One can imagine the Ouida Ocean Passage and that long train to Little Rock.


In 1921, the biscuit company entrusted BC with the management of its sales operations in Dallas. So he moved his family, and 76-year-old dad went with them. But they continued the Little Rock associations. For example, BC maintained its membership in the Western Star Masonic Lodge.

When Stephen Walker Branch died in December 1936, a notice in the Fort Worth Star-Telegram identified him as “the father of Mrs. Basil Rathbone, wife of the actor”. If Ouida attended her father’s burial at Oakland Cemetery, the Little Rock newspapers didn’t notice.


BC retired from the sales department of General Foods. He died at age 83 in December 1974 and was buried in Dallas. His wife, Frances, died there in February 1977.

Little Ouida (1918-1998) led a surprising life. In a small report that once again brought back dark memories of Eula Branch, the Gazette column of February 29, 1960, Between Us reported that Ouida Branch Wagner had an interesting job.

She was a fashion consultant at British Overseas Airways Corp. and an expert who has made appearances around the country at fashion shows and the like. She was a graduate of the Hockaday School in Dallas and had completed her education in Europe, courtesy of her aunt, Mrs. Basil Rathbone.

There is more information to be found on Ouida Bergère Branch that would bring it to life, so to speak. For example, in 1964, Ouida Branch Wagner remarried and moved to England.
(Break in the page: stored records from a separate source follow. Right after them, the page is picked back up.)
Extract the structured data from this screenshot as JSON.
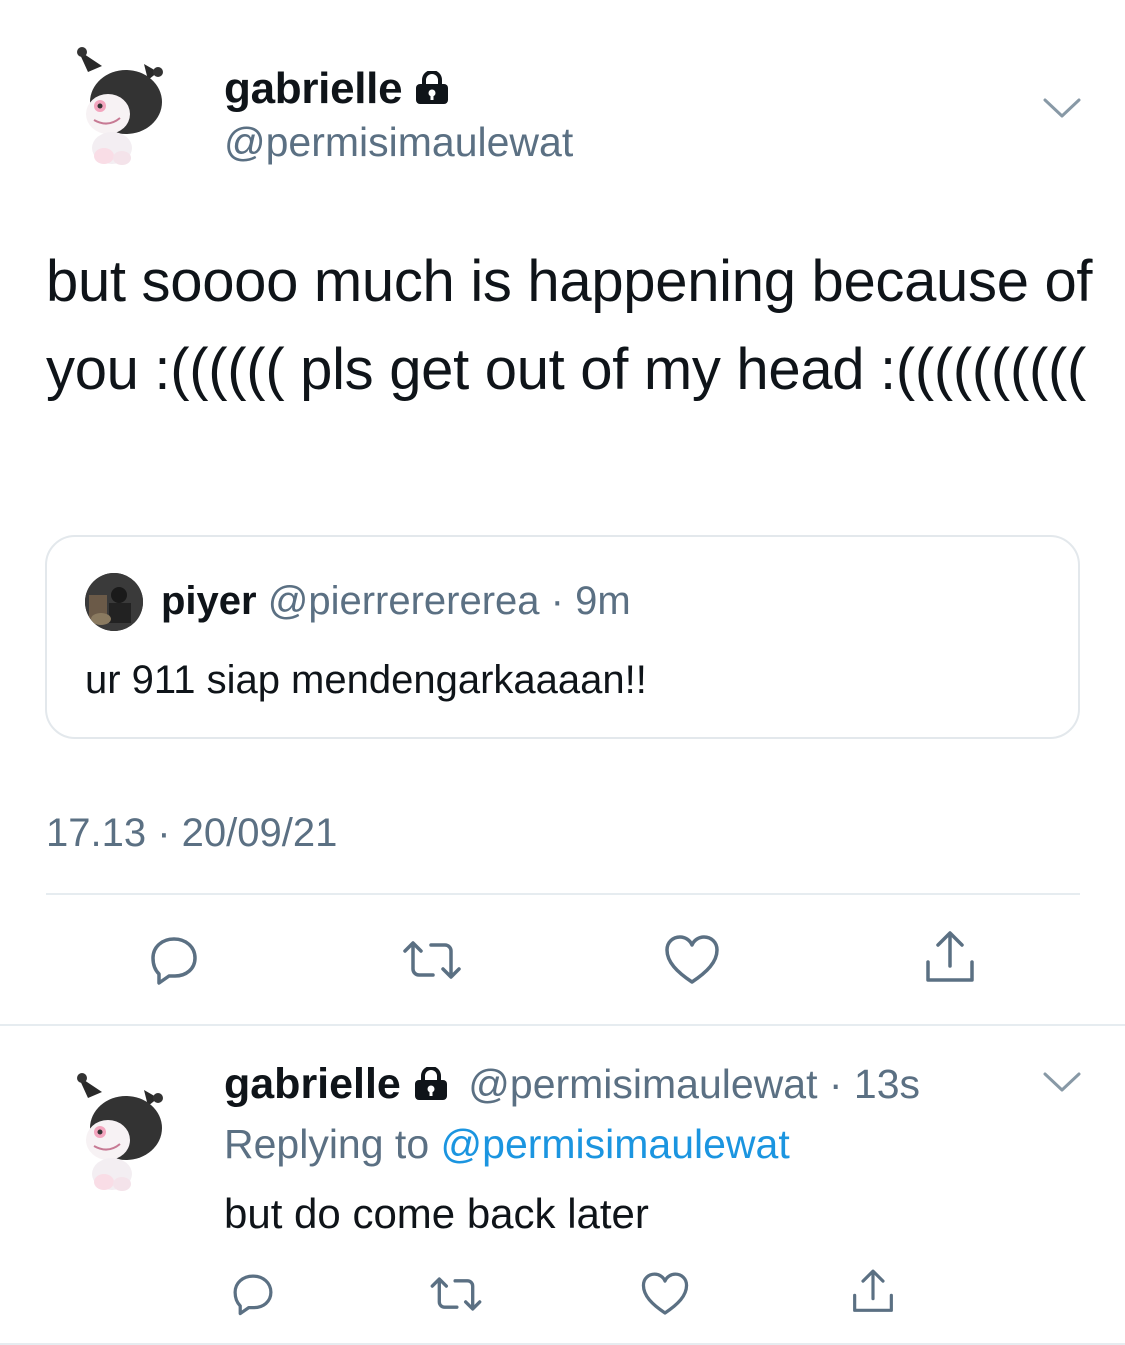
{
  "main_tweet": {
    "display_name": "gabrielle",
    "handle": "@permisimaulewat",
    "avatar_icon": "kuromi-avatar",
    "text": "but soooo much is happening because of you :(((((( pls get out of my head :((((((((((",
    "timestamp": "17.13 · 20/09/21"
  },
  "quoted_tweet": {
    "display_name": "piyer",
    "meta": "@pierrerererea · 9m",
    "text": "ur 911 siap mendengarkaaaan!!"
  },
  "reply_tweet": {
    "display_name": "gabrielle",
    "meta": "@permisimaulewat · 13s",
    "replying_prefix": "Replying to ",
    "replying_mention": "@permisimaulewat",
    "text": "but do come back later"
  },
  "colors": {
    "text": "#0f1419",
    "secondary": "#5b7083",
    "link": "#1b95e0",
    "border": "#e6ecf0"
  }
}
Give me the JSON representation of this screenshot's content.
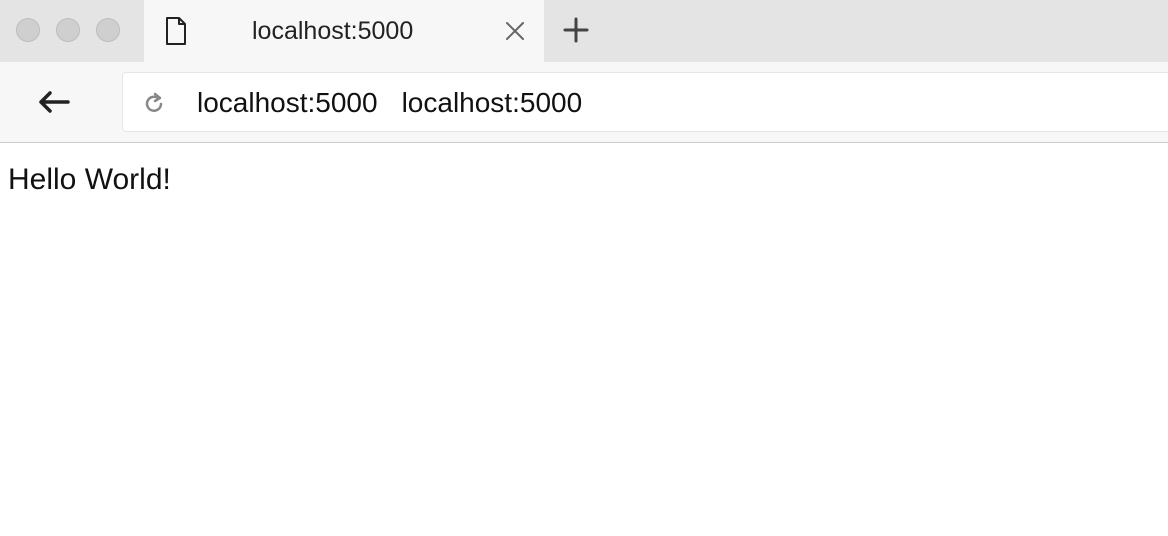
{
  "window": {
    "controls": [
      "close-dot",
      "minimize-dot",
      "maximize-dot"
    ]
  },
  "tab": {
    "title": "localhost:5000",
    "icon": "page-icon",
    "close_icon": "close-icon"
  },
  "new_tab_icon": "plus-icon",
  "toolbar": {
    "back_icon": "arrow-left-icon",
    "reload_icon": "reload-icon",
    "url_host": "localhost:5000",
    "url_title": "localhost:5000"
  },
  "page": {
    "body_text": "Hello World!"
  }
}
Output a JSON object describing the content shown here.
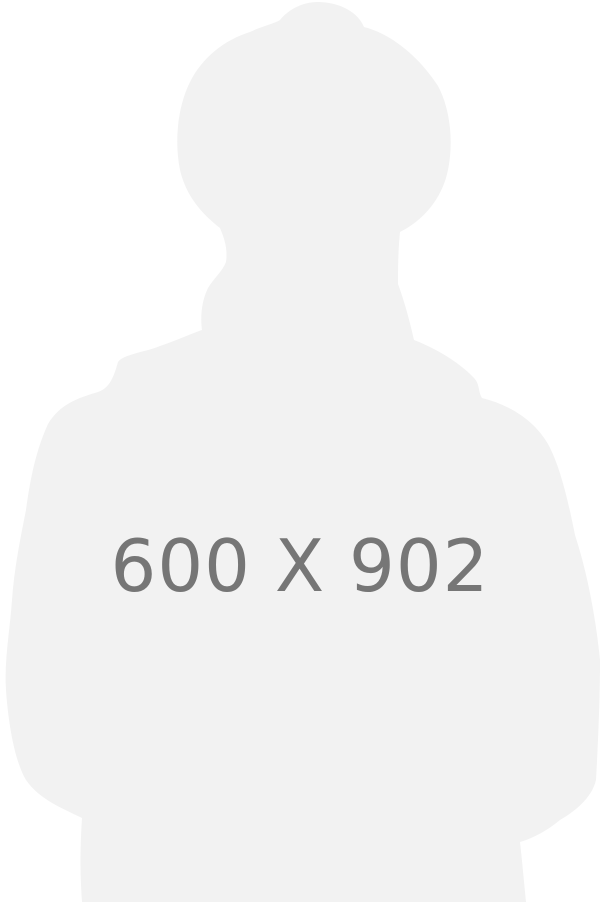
{
  "placeholder": {
    "label": "600 X 902",
    "silhouette_color": "#f2f2f2",
    "label_color": "#767676",
    "background_color": "#ffffff",
    "icon": "person-silhouette-icon"
  }
}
Her new husband, David Bruce Huxley (1915-1992), had served as Attorney General of Bermuda.

David had famous half-brothers, including 1963 Nobel laureate Andrew Huxley (1917-2012), a British physiologist who discovered how an electrical impulse travels through a nerve cell. His half-brother Sir Julian Huxley (1887-1975) was an evolutionary biologist and proponent of eugenics.

Another of Little Ouida’s half-brothers was Aldous Huxley (1894-1963), author of almost 50 books including the immortal “Brave New World”.

Some dead people live in stories that we can tell about them. They’re really, quite frankly, not completely dead until we stop.

This is the fourth Old News column about the Little Rock girl named Eula May Branch who grew up to be Hollywood hostess extraordinaire Mrs. Basil Rathbone. To read the other parts:

April 11: arkansasonline.com/418eula

April 18: arkansasonline.com/425may

May 25: arkansasonline.com/52party

If the photo gallery does not display, click here: arkansasonline.com/418ouida


[email protected]

Lichen clings to the monument of Stephen Walker Branch and Lou Ida Branch, parents of Ouida Bergere Rathbone. (Arkansas Democrat-Gazette/Celia Storey)

Gallery: Ouida Bergere aka Eula May Branch

Comments are closed.